* Exercise instructions
Count every line in the data below that includes "icon", and give only the result.
[[ Information open ]]
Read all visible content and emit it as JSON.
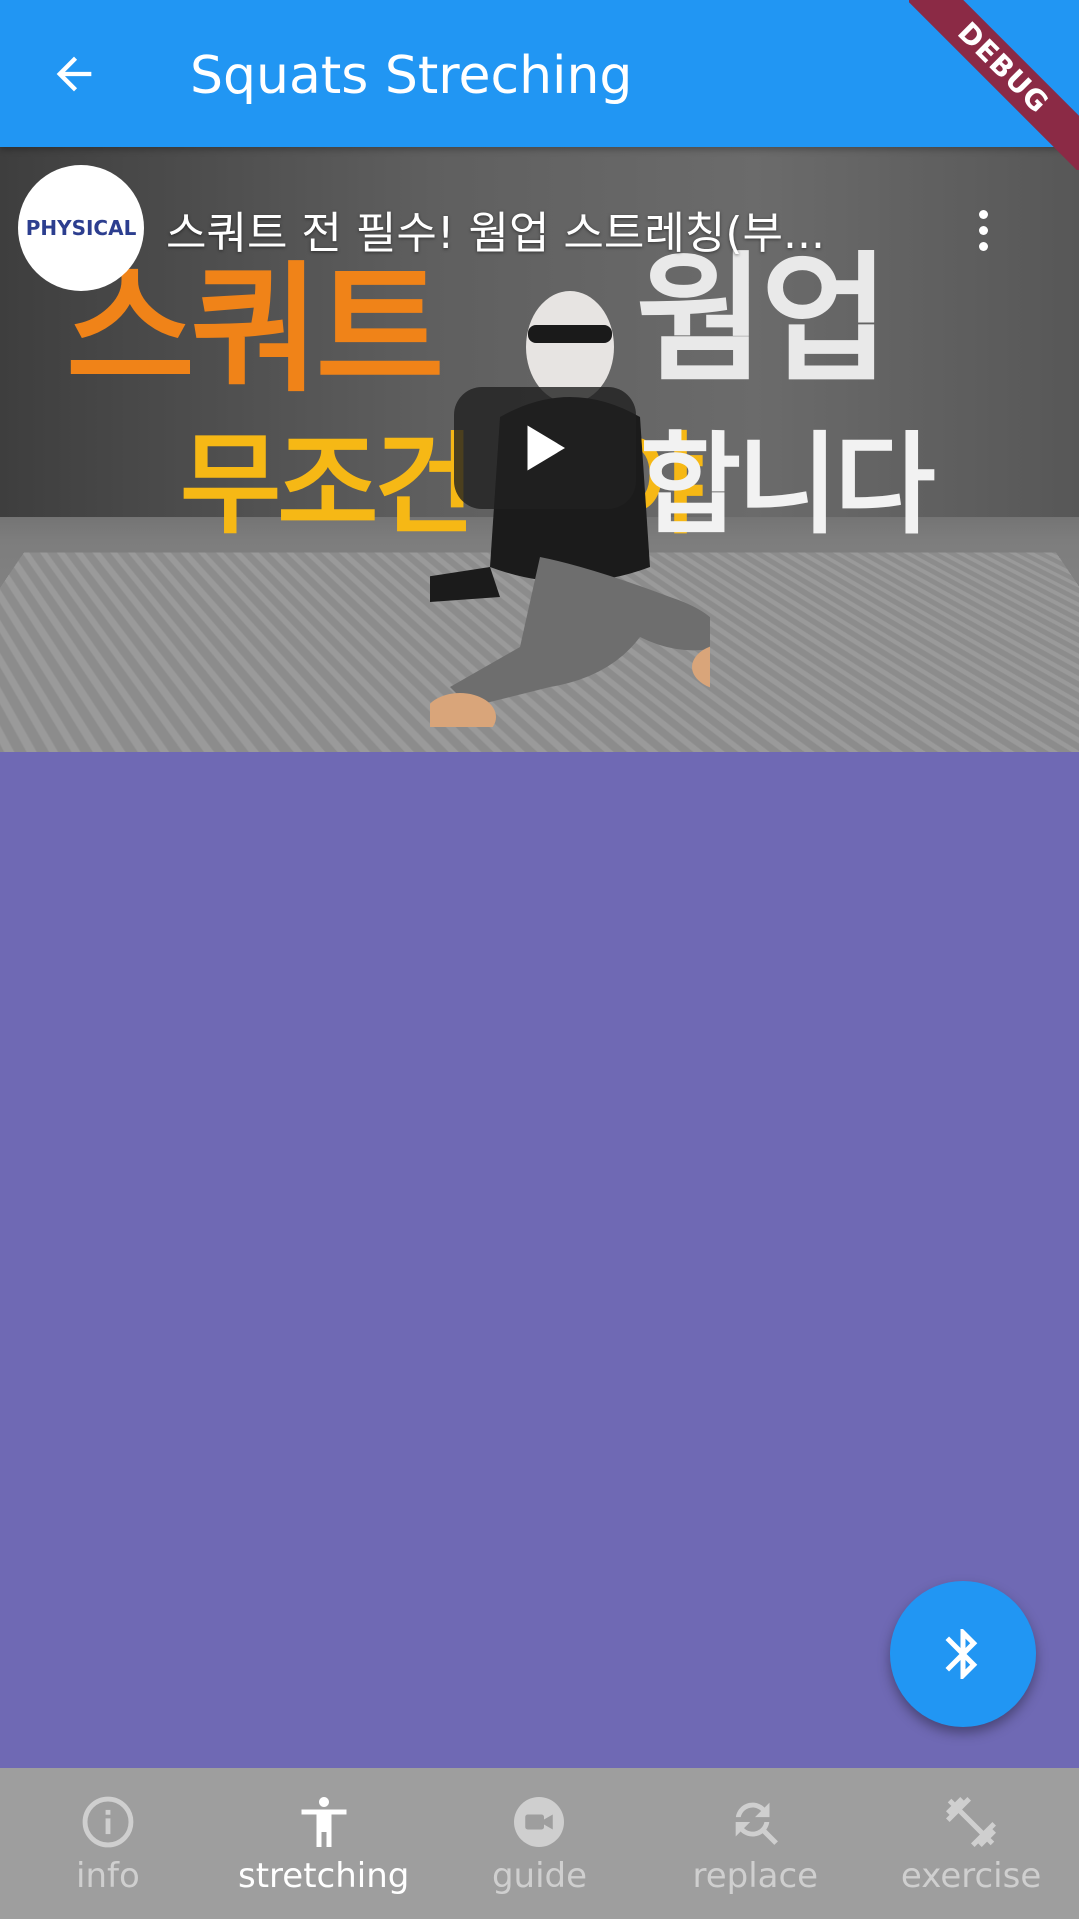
{
  "appbar": {
    "title": "Squats Streching",
    "debug_label": "DEBUG",
    "background": "#2196f3"
  },
  "video": {
    "channel_logo_text": "PHYSICAL",
    "title": "스쿼트 전 필수! 웜업 스트레칭(부...",
    "thumbnail_captions": [
      "스쿼트",
      "웜업",
      "무조건 해야",
      "합니다"
    ]
  },
  "fab": {
    "icon": "bluetooth-icon",
    "color": "#2196f3"
  },
  "bottom_nav": {
    "items": [
      {
        "label": "info",
        "icon": "info-icon",
        "active": false
      },
      {
        "label": "stretching",
        "icon": "accessibility-icon",
        "active": true
      },
      {
        "label": "guide",
        "icon": "video-camera-icon",
        "active": false
      },
      {
        "label": "replace",
        "icon": "find-replace-icon",
        "active": false
      },
      {
        "label": "exercise",
        "icon": "dumbbell-icon",
        "active": false
      }
    ]
  },
  "colors": {
    "body_background": "#6f69b4",
    "nav_background": "#9e9e9e",
    "debug_banner": "#8b2a45"
  }
}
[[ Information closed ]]
* Task output
6